DATA FOR PROCESSING.
+++

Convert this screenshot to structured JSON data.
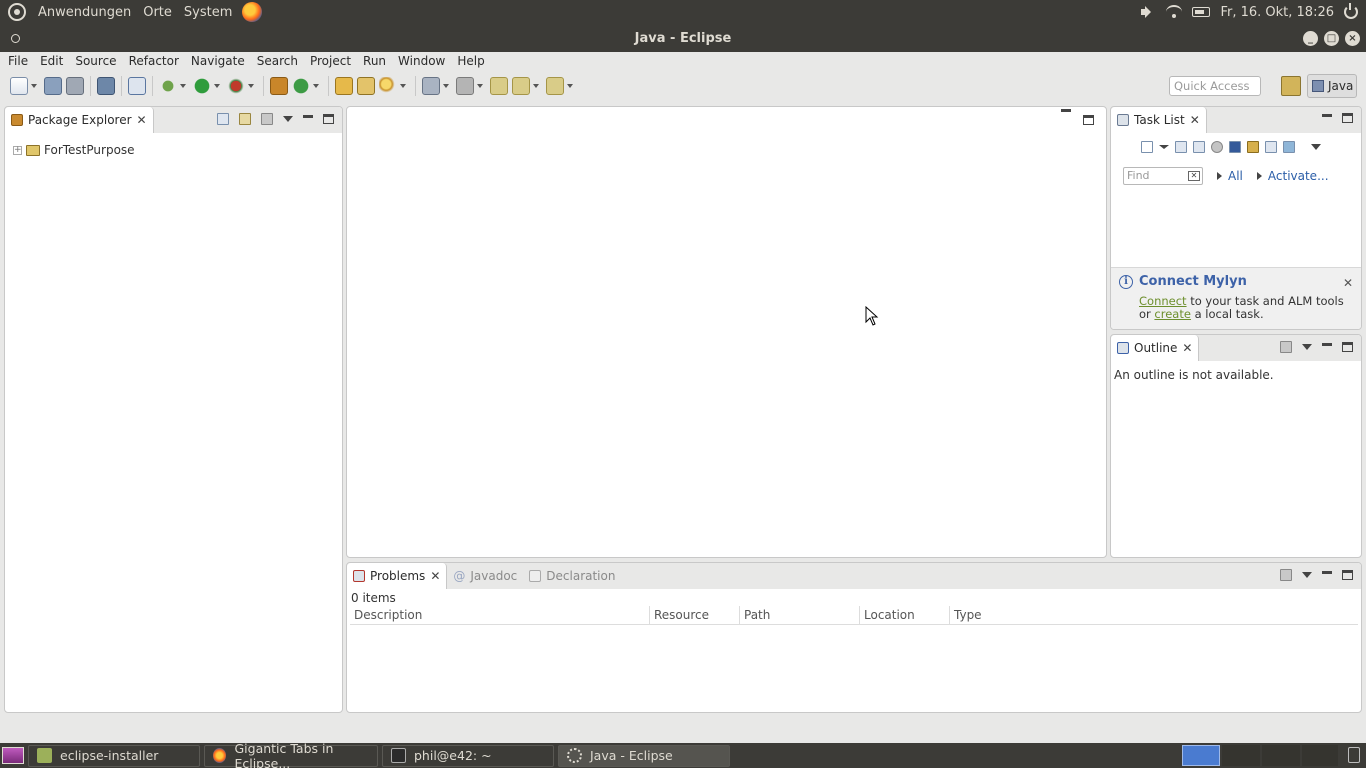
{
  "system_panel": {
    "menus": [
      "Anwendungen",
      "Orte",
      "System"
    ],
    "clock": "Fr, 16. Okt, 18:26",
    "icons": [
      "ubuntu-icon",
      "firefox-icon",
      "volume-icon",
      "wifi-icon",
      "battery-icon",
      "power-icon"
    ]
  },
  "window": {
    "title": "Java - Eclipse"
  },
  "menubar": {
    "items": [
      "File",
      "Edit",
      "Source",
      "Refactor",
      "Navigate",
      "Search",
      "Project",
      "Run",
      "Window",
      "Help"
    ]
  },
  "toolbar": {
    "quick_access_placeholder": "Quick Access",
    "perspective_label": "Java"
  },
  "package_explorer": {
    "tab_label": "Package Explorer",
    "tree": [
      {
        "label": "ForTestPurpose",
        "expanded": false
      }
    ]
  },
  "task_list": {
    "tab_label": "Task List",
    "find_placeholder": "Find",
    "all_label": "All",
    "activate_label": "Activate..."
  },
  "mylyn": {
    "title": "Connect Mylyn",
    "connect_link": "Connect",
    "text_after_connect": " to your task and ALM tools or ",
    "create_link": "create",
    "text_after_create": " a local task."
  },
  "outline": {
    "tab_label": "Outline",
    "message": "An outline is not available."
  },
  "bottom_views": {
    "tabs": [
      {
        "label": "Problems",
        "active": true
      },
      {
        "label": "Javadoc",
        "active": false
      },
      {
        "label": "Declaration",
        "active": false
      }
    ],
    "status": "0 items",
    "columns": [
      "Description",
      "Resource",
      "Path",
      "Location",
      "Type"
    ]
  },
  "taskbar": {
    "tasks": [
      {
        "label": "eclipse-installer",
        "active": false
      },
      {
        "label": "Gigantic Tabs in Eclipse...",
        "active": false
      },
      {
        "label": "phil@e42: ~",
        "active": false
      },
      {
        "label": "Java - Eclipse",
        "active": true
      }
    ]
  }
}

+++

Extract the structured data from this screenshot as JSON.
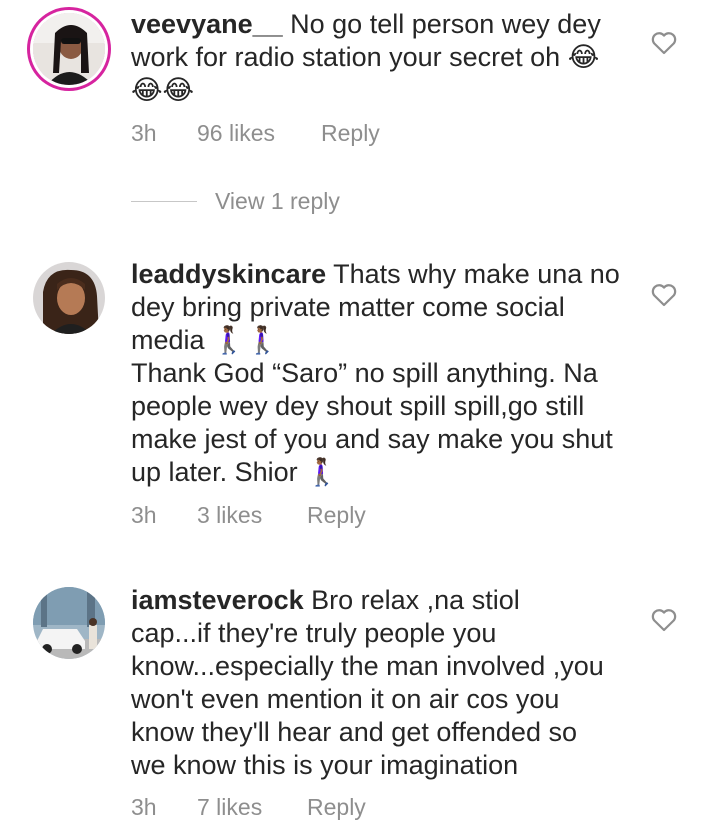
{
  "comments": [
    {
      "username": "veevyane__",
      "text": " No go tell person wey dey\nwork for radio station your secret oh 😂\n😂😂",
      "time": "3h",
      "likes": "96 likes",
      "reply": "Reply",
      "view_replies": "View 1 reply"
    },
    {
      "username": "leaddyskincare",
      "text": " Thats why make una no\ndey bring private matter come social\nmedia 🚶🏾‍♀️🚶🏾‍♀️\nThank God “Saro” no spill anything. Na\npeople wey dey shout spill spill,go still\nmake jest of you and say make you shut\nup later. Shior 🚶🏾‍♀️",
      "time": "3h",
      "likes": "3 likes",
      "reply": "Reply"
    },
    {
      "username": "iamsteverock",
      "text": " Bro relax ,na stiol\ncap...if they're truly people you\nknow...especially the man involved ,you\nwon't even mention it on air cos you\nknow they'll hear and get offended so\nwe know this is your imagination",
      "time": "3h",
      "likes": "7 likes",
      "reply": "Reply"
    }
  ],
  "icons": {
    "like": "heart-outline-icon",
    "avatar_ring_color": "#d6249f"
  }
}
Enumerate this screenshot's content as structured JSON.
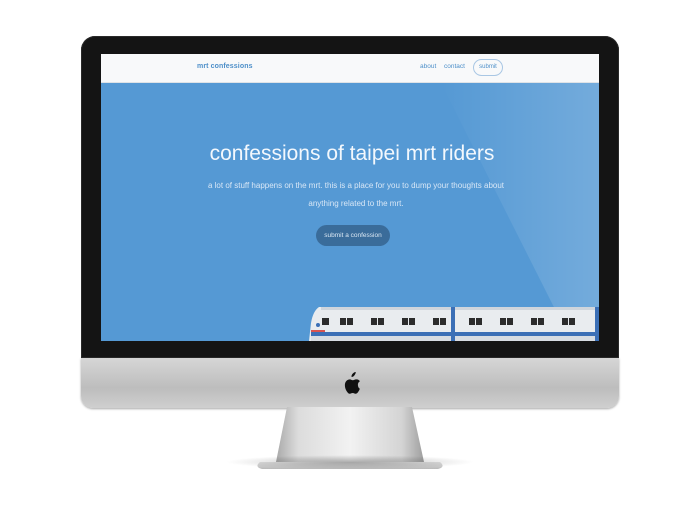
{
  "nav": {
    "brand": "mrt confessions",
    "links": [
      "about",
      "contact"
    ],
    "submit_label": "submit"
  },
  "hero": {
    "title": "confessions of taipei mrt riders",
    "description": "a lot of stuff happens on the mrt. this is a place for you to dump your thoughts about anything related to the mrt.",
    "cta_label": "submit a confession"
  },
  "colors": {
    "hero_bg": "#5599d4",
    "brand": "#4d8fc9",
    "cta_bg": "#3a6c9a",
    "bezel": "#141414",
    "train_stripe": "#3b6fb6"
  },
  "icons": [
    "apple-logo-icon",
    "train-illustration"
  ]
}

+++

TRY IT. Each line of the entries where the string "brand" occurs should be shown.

YOUR SOLUTION.
    "brand": "mrt confessions",
    "brand": "#4d8fc9",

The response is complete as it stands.